Sep 10, 2015

What I did,normally don't do, have done and will be doing!

Last semester one of my college classes was on learning the nuances of MS Excel. We had to do a final project for the class using the various analytical, mathematical, and chart/graphing tools that Excel has. I chose a project that used Excels statistical functions, "Boolean operator tools"  (GOOGLE Boolean operators to find out what they are), and graphing tools, to see if there was any correlation between fall temperatures and the upcoming winter's snowfall. The study was done for Glens Falls, NY. This study was modelled after one that was done for Boston, MA.

The study was done to see if there was any correlation between fall temperatures departures from normal (for the months of October and November) and the upcoming winter snowfall.

In any sort of a forecast that I make, using statistical analysis of  weather data is part of my mix. With any sort of a long-range "outlook" statistics can prove extremely useful.

Now I normally don't make winter weather outlooks. Heck forecasting the next 5 to 7 days of weather is enough of a challenge for me let alone trying to forecast for a whole 3 month season that is still a quarter of a year away from starting! Yet, quite a few folks are asking me what this winter will be like. especially since some folks are already coming out with their forecast and  the Farmer's Almanac is also out, too.

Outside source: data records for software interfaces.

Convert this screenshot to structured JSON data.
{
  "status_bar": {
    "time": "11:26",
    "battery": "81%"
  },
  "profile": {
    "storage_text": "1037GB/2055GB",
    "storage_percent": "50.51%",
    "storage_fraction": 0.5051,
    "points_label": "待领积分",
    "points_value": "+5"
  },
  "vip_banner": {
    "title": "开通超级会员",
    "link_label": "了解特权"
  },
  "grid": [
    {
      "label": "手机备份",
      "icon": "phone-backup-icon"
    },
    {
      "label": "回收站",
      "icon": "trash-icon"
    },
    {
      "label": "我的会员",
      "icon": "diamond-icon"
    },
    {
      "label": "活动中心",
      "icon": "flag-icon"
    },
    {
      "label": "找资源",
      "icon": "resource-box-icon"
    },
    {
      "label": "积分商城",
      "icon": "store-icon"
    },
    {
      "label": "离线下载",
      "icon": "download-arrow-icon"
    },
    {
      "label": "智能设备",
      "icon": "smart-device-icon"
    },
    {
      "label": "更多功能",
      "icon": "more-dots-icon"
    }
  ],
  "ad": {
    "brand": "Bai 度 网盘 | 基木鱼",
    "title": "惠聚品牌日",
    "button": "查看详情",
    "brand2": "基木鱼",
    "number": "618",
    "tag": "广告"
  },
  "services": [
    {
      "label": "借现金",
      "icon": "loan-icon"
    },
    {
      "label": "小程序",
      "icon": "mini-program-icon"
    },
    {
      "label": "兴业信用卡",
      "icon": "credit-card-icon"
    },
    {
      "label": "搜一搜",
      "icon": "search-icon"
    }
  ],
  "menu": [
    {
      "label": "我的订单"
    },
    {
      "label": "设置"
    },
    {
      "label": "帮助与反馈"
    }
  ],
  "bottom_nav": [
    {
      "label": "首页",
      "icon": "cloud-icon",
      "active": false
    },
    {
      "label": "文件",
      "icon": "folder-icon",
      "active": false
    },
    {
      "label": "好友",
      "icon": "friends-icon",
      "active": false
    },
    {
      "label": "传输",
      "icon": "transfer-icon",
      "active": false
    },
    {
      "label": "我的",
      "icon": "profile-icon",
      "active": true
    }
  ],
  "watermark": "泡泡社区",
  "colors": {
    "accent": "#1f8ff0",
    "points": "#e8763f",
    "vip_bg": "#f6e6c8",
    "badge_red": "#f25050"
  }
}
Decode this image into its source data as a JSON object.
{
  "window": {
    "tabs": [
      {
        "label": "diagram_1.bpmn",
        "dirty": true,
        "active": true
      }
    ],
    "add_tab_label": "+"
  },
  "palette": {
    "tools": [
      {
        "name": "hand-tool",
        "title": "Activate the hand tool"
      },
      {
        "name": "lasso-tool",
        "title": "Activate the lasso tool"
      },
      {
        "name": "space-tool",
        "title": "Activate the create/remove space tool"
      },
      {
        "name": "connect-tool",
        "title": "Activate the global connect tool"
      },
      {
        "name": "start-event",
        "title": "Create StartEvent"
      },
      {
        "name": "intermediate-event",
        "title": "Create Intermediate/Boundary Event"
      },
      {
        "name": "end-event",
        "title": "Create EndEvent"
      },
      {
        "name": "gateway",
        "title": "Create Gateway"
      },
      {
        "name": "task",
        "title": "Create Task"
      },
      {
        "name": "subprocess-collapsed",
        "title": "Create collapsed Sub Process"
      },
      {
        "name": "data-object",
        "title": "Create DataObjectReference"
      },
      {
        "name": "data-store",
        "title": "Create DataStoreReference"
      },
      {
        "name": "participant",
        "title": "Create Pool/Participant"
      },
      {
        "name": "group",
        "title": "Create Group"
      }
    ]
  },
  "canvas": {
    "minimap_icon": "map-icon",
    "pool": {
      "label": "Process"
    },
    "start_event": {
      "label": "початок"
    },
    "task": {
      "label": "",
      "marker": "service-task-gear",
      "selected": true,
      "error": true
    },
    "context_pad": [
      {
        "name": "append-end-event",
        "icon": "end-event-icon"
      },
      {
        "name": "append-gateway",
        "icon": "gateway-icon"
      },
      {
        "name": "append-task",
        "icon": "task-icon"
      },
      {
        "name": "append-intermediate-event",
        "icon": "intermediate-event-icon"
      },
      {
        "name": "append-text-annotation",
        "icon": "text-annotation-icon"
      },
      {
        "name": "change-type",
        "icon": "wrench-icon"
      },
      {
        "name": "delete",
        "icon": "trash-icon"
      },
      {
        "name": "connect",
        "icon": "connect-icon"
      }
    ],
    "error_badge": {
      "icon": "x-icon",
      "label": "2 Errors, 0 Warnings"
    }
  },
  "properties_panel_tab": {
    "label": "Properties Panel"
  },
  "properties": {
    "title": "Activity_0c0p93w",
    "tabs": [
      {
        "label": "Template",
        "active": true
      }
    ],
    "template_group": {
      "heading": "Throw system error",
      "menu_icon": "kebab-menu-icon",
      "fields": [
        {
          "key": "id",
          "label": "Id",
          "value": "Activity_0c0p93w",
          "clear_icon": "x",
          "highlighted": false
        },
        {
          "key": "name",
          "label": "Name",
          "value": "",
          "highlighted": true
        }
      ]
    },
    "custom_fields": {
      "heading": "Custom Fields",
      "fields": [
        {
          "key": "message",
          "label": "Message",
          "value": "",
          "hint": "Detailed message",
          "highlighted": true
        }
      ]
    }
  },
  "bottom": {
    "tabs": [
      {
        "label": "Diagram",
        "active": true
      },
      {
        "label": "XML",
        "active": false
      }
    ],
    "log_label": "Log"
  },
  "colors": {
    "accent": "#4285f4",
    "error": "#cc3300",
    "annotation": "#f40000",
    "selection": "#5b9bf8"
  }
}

So here is what I will do. I'll hold off on my not very specific winter weather outlook until November is almost done and in my next blog post I'll have more detailed information including nice charts and statistical data from my class project from last semester to see what if any correlation does exist between fall temperatures and the upcoming winter snowfall.